§ Directions
Your answer should be one number, the count of lines in the data that hold "JSON".

:::

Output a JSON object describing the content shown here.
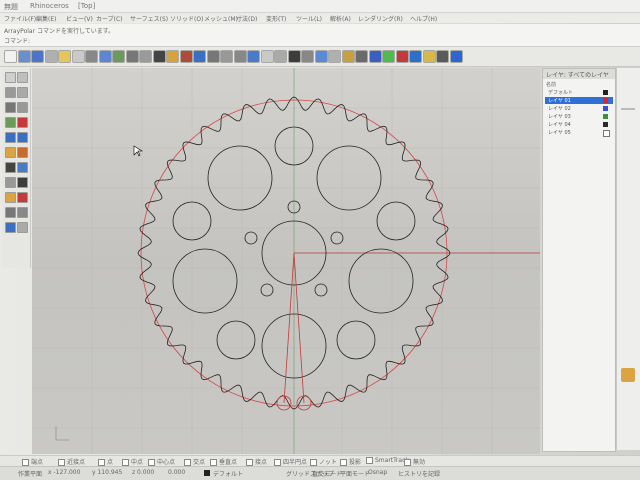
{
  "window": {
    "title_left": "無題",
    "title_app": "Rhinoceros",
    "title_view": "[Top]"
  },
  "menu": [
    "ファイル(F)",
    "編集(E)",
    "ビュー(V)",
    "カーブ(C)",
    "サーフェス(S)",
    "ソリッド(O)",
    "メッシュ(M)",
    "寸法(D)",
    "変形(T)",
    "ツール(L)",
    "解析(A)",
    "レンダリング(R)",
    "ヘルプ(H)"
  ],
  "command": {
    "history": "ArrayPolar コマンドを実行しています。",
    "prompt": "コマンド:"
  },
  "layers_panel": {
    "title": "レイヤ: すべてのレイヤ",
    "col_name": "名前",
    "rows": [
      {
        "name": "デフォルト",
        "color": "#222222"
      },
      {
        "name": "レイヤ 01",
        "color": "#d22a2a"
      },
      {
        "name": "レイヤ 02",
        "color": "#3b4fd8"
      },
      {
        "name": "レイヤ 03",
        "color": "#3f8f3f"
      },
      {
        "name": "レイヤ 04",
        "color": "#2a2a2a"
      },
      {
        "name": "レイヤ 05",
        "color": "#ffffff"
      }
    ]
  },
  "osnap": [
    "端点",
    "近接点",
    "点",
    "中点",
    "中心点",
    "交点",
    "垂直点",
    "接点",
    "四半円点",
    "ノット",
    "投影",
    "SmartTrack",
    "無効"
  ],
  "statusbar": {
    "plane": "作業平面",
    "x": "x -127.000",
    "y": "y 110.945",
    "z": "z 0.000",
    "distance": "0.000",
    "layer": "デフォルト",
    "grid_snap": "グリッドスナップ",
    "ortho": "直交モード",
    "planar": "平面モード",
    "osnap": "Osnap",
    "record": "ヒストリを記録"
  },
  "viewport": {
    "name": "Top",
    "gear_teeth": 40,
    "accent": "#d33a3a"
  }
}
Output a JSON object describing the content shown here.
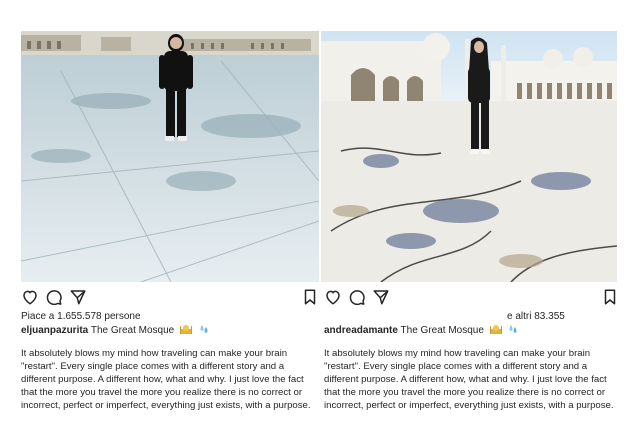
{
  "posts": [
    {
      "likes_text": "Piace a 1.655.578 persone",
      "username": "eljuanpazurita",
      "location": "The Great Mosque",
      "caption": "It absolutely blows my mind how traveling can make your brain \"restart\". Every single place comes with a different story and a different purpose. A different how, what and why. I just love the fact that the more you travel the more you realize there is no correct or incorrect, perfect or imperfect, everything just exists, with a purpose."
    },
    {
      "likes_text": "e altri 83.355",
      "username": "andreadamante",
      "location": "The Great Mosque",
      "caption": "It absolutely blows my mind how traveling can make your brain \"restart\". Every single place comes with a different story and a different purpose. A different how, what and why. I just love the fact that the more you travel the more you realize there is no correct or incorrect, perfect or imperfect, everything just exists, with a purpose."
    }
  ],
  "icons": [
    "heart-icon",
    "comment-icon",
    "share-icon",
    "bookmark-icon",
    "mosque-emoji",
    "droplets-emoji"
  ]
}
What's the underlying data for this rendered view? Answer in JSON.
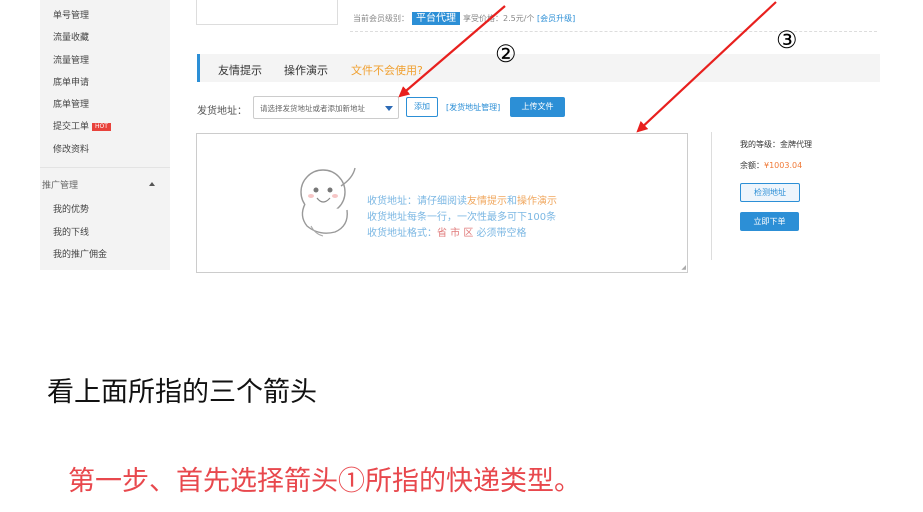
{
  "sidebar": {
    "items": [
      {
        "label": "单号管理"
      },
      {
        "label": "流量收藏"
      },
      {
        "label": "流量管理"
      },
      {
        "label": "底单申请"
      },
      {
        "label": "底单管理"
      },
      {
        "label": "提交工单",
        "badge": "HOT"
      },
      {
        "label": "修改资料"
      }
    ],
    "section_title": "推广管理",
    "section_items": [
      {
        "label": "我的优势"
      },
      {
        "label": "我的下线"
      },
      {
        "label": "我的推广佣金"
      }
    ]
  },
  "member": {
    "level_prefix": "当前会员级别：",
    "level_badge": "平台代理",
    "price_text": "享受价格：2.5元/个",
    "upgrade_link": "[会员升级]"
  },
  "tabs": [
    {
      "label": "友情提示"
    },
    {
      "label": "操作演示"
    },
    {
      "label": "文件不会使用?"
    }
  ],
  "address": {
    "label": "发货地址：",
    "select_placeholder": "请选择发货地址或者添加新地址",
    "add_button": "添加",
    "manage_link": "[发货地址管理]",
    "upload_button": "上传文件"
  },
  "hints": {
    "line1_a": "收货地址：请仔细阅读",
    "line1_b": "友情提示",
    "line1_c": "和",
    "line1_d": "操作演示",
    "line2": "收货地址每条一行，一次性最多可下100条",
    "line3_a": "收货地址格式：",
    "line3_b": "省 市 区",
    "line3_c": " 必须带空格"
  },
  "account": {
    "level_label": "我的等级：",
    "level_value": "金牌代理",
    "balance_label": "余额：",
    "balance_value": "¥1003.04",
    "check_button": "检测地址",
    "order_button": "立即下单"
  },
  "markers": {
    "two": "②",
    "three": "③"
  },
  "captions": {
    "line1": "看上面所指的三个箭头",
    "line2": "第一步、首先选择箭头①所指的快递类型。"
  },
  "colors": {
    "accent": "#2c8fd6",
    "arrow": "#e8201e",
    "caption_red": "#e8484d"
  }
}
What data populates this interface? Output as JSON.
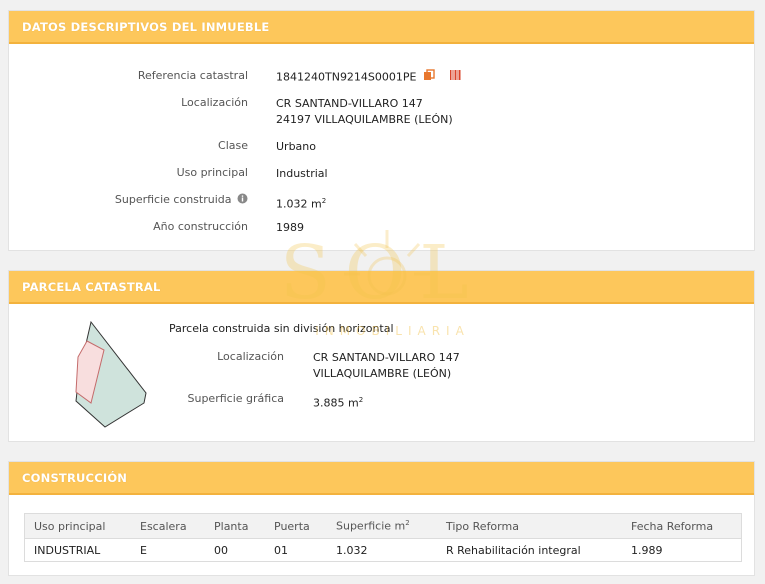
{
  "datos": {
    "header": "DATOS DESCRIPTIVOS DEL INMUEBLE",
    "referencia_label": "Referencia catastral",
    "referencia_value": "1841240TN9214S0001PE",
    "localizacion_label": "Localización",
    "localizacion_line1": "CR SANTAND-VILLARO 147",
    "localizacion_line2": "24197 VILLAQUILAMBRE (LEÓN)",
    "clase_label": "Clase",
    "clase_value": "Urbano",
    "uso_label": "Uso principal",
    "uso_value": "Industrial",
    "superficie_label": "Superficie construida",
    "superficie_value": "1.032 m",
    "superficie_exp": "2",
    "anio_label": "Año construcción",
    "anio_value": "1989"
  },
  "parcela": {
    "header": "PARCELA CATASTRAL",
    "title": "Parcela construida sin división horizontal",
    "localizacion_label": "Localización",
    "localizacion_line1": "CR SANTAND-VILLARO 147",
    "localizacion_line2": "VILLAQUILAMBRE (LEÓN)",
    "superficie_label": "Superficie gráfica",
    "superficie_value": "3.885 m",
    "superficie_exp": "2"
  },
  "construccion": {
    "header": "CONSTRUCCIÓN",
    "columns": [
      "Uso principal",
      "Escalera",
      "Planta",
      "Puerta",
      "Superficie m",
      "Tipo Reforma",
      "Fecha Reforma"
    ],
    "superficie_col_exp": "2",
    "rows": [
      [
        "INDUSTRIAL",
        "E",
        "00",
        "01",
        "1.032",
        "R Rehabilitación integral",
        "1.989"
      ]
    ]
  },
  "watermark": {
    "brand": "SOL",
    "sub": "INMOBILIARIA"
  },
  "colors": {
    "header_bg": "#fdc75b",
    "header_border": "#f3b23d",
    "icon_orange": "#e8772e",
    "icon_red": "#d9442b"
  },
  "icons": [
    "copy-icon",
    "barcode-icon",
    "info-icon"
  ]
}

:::

§ Response below
4